───── TASK INPUTS ─────

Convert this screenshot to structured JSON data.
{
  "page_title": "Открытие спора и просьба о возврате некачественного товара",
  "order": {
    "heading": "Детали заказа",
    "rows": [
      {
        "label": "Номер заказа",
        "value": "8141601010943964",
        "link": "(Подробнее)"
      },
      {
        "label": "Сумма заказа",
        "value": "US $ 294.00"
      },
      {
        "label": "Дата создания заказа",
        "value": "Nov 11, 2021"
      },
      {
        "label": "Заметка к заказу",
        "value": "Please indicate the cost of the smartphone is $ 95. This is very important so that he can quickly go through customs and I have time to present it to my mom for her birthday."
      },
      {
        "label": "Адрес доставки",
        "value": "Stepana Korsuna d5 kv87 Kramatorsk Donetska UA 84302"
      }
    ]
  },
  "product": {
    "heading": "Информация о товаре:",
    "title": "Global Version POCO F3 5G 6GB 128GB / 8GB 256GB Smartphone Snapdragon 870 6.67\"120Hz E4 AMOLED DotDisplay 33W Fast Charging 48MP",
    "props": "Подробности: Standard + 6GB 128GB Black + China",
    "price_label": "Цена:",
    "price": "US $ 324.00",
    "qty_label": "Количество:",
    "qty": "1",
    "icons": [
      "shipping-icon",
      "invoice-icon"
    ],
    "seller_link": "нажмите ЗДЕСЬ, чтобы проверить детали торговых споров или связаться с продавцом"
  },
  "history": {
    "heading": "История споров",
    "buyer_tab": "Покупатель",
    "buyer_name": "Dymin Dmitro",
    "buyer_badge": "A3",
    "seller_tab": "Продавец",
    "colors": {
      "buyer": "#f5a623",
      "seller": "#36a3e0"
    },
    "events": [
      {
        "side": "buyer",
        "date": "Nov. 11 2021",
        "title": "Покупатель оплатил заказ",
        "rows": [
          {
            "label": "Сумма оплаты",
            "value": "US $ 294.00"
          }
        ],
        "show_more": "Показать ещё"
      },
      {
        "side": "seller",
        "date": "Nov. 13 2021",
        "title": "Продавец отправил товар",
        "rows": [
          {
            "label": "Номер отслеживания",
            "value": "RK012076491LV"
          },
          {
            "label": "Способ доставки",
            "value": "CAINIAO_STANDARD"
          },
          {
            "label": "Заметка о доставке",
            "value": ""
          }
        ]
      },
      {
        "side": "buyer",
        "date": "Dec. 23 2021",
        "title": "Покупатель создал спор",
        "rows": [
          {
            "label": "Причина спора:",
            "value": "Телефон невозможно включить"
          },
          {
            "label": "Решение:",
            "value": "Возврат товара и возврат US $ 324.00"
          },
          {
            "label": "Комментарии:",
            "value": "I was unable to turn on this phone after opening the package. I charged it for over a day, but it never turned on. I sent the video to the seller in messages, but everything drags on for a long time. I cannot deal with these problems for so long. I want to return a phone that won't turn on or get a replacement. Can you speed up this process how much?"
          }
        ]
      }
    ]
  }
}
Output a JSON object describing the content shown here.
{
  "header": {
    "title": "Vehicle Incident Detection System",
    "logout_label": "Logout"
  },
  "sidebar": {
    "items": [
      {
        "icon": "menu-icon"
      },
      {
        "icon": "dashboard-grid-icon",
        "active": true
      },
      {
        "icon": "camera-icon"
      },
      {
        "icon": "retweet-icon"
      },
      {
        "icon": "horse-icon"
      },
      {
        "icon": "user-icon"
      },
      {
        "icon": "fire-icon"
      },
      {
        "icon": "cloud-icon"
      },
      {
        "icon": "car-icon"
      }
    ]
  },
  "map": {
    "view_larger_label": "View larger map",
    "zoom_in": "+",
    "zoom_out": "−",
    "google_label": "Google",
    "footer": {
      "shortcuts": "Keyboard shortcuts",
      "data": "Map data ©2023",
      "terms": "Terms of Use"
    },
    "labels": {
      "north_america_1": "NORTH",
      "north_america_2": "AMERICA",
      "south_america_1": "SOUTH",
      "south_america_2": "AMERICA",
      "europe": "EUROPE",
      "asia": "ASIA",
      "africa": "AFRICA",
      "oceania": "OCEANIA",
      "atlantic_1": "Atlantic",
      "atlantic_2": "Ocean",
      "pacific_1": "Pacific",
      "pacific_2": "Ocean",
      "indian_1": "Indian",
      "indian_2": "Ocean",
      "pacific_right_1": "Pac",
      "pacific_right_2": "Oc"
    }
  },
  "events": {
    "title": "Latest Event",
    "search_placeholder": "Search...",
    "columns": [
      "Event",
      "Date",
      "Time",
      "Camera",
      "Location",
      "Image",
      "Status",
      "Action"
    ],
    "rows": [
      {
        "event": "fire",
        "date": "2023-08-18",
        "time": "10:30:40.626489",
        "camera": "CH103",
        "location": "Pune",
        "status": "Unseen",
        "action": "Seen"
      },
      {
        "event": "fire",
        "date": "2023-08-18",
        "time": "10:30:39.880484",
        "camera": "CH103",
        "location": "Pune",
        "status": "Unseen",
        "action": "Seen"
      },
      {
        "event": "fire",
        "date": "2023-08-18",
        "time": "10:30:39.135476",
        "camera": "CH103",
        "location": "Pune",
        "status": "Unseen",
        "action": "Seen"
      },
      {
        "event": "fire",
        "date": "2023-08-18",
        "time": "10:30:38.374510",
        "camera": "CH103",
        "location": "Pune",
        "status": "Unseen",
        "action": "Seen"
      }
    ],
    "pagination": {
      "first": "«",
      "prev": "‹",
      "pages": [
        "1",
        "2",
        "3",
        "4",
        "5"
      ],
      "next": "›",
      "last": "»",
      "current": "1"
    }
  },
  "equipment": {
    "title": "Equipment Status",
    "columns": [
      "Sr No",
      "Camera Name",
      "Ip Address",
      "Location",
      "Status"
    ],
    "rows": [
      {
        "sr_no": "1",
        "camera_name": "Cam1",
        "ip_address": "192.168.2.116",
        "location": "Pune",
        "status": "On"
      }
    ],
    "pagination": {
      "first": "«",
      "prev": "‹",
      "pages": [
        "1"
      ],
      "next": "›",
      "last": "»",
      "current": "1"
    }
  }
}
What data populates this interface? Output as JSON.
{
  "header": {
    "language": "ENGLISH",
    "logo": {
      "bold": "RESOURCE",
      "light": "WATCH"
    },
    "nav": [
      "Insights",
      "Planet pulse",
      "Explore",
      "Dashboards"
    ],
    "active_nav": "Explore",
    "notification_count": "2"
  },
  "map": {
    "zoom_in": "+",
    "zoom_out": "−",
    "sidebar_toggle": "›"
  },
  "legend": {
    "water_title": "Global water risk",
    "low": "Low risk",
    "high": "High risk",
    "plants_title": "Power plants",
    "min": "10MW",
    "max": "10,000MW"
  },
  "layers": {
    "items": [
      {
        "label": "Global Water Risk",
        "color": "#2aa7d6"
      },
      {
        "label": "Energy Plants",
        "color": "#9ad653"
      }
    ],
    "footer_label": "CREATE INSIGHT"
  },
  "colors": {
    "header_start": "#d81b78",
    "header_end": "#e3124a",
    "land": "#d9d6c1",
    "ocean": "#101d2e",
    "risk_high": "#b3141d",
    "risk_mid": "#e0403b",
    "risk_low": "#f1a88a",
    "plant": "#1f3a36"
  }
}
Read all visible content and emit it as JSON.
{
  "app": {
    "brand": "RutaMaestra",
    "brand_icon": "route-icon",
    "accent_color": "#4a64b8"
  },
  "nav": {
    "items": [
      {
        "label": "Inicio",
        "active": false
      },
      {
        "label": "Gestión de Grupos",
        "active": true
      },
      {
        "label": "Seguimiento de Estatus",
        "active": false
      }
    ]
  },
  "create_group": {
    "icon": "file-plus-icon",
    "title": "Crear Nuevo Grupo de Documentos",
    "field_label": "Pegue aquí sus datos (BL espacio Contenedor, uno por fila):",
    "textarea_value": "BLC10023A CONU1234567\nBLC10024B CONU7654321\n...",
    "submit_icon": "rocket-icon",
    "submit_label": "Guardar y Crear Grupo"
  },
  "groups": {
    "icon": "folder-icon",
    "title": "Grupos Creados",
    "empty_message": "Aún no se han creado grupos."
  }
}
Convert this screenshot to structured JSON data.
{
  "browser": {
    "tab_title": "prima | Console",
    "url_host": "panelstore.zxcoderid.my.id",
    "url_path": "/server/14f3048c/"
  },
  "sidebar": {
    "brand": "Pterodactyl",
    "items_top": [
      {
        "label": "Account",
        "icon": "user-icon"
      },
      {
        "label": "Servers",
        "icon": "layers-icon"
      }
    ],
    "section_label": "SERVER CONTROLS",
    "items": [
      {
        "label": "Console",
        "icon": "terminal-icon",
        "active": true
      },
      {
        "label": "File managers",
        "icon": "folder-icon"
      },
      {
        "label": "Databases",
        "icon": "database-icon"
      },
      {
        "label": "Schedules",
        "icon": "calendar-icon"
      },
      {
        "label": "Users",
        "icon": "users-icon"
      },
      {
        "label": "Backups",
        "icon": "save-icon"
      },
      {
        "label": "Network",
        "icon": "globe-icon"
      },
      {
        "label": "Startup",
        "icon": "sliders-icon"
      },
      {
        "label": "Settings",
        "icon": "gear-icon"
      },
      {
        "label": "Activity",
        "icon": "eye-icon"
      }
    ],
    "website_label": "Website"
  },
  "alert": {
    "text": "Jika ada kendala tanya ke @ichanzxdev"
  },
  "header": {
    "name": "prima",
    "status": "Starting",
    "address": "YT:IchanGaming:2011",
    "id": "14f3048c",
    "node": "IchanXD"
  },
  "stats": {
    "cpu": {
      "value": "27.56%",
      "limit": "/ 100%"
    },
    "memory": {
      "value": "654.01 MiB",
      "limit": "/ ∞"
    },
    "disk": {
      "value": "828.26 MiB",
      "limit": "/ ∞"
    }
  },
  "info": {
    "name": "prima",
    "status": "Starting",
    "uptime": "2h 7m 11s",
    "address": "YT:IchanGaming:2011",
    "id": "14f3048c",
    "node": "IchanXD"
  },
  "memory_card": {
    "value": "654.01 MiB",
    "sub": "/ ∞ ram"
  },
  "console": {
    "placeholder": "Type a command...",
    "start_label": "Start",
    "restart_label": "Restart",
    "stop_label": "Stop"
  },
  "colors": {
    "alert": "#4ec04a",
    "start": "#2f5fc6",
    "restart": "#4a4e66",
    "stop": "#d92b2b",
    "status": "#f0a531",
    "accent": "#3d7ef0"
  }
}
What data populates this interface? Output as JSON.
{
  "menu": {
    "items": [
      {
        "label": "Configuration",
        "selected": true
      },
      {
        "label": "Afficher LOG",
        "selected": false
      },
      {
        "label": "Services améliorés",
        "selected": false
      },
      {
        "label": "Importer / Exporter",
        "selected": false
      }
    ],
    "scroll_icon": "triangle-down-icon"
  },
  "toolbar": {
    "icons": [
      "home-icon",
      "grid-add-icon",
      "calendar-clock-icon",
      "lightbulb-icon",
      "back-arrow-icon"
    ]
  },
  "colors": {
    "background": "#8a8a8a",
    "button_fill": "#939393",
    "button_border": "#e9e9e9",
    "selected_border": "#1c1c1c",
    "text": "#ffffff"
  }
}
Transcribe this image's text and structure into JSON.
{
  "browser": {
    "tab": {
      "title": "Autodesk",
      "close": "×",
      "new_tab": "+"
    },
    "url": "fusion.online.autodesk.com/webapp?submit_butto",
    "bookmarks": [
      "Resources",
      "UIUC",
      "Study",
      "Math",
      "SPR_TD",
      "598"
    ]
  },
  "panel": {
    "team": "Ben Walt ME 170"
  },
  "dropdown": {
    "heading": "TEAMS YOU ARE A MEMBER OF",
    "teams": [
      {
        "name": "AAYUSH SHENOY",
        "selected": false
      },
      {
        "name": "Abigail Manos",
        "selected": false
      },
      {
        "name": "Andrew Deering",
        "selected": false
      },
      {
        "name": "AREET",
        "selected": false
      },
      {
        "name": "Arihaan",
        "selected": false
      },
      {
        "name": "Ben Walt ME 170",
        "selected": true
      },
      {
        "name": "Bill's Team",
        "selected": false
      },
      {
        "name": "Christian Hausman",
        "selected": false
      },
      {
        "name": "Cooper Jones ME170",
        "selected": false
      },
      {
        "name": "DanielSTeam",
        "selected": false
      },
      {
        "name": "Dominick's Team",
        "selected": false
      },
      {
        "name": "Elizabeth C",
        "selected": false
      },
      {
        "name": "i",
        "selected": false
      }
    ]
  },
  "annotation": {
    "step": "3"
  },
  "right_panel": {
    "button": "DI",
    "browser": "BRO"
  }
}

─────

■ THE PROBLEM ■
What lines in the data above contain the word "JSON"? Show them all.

■ TASK OUTPUT ■
Convert this screenshot to structured JSON data.
Output a JSON object describing the content shown here.
What data populates this interface? Output as JSON.
Read all visible content and emit it as JSON.
Convert this screenshot to structured JSON data.
What data populates this interface? Output as JSON.
Transcribe this image's text and structure into JSON.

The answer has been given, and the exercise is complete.